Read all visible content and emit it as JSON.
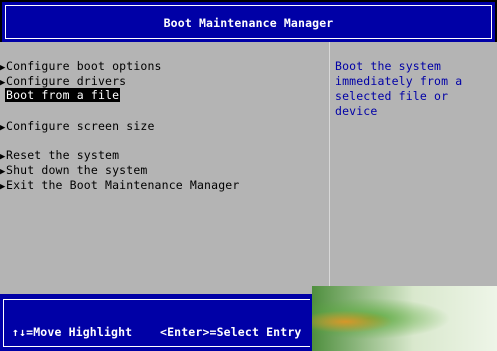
{
  "header": {
    "title": "Boot Maintenance Manager"
  },
  "menu": {
    "items": [
      {
        "label": "Configure boot options",
        "arrow": "▶",
        "selected": false
      },
      {
        "label": "Configure drivers",
        "arrow": "▶",
        "selected": false
      },
      {
        "label": "Boot from a file",
        "arrow": "",
        "selected": true
      },
      {
        "label": "Configure screen size",
        "arrow": "▶",
        "selected": false
      },
      {
        "label": "Reset the system",
        "arrow": "▶",
        "selected": false
      },
      {
        "label": "Shut down the system",
        "arrow": "▶",
        "selected": false
      },
      {
        "label": "Exit the Boot Maintenance Manager",
        "arrow": "▶",
        "selected": false
      }
    ]
  },
  "help": {
    "text": "Boot the system\nimmediately from a\nselected file or device"
  },
  "footer": {
    "move_hint": "↑↓=Move Highlight",
    "select_hint": "<Enter>=Select Entry"
  },
  "colors": {
    "frame_blue": "#0000a6",
    "body_gray": "#b4b4b4",
    "selection_bg": "#000000",
    "help_text": "#0000a6"
  }
}
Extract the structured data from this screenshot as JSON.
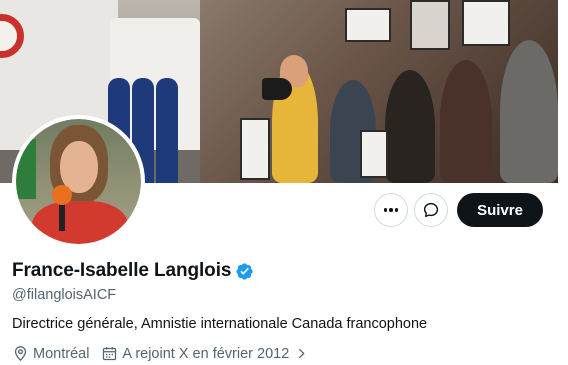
{
  "banner": {
    "description_icon": "banner-photo"
  },
  "avatar": {
    "icon": "profile-photo"
  },
  "actions": {
    "more_icon": "more-icon",
    "message_icon": "message-icon",
    "follow_label": "Suivre"
  },
  "profile": {
    "name": "France-Isabelle Langlois",
    "verified_icon": "verified-badge-icon",
    "handle": "@filangloisAICF",
    "bio": "Directrice générale, Amnistie internationale Canada francophone",
    "location": "Montréal",
    "joined": "A rejoint X en février 2012"
  },
  "colors": {
    "primary_text": "#0f1419",
    "secondary_text": "#536471",
    "verified_blue": "#1d9bf0",
    "button_dark": "#0f1419",
    "border": "#cfd9de"
  }
}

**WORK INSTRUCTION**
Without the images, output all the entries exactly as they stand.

**ANSWER TO THIS EXERCISE**
Read all visible content and emit it as JSON.
{
  "header": {
    "title": "Boot Maintenance Manager"
  },
  "menu": {
    "items": [
      {
        "label": "Configure boot options",
        "arrow": "▶",
        "selected": false
      },
      {
        "label": "Configure drivers",
        "arrow": "▶",
        "selected": false
      },
      {
        "label": "Boot from a file",
        "arrow": "",
        "selected": true
      },
      {
        "label": "Configure screen size",
        "arrow": "▶",
        "selected": false
      },
      {
        "label": "Reset the system",
        "arrow": "▶",
        "selected": false
      },
      {
        "label": "Shut down the system",
        "arrow": "▶",
        "selected": false
      },
      {
        "label": "Exit the Boot Maintenance Manager",
        "arrow": "▶",
        "selected": false
      }
    ]
  },
  "help": {
    "text": "Boot the system\nimmediately from a\nselected file or device"
  },
  "footer": {
    "move_hint": "↑↓=Move Highlight",
    "select_hint": "<Enter>=Select Entry"
  },
  "colors": {
    "frame_blue": "#0000a6",
    "body_gray": "#b4b4b4",
    "selection_bg": "#000000",
    "help_text": "#0000a6"
  }
}
Extract the structured data from this screenshot as JSON.
{
  "banner": {
    "description_icon": "banner-photo"
  },
  "avatar": {
    "icon": "profile-photo"
  },
  "actions": {
    "more_icon": "more-icon",
    "message_icon": "message-icon",
    "follow_label": "Suivre"
  },
  "profile": {
    "name": "France-Isabelle Langlois",
    "verified_icon": "verified-badge-icon",
    "handle": "@filangloisAICF",
    "bio": "Directrice générale, Amnistie internationale Canada francophone",
    "location": "Montréal",
    "joined": "A rejoint X en février 2012"
  },
  "colors": {
    "primary_text": "#0f1419",
    "secondary_text": "#536471",
    "verified_blue": "#1d9bf0",
    "button_dark": "#0f1419",
    "border": "#cfd9de"
  }
}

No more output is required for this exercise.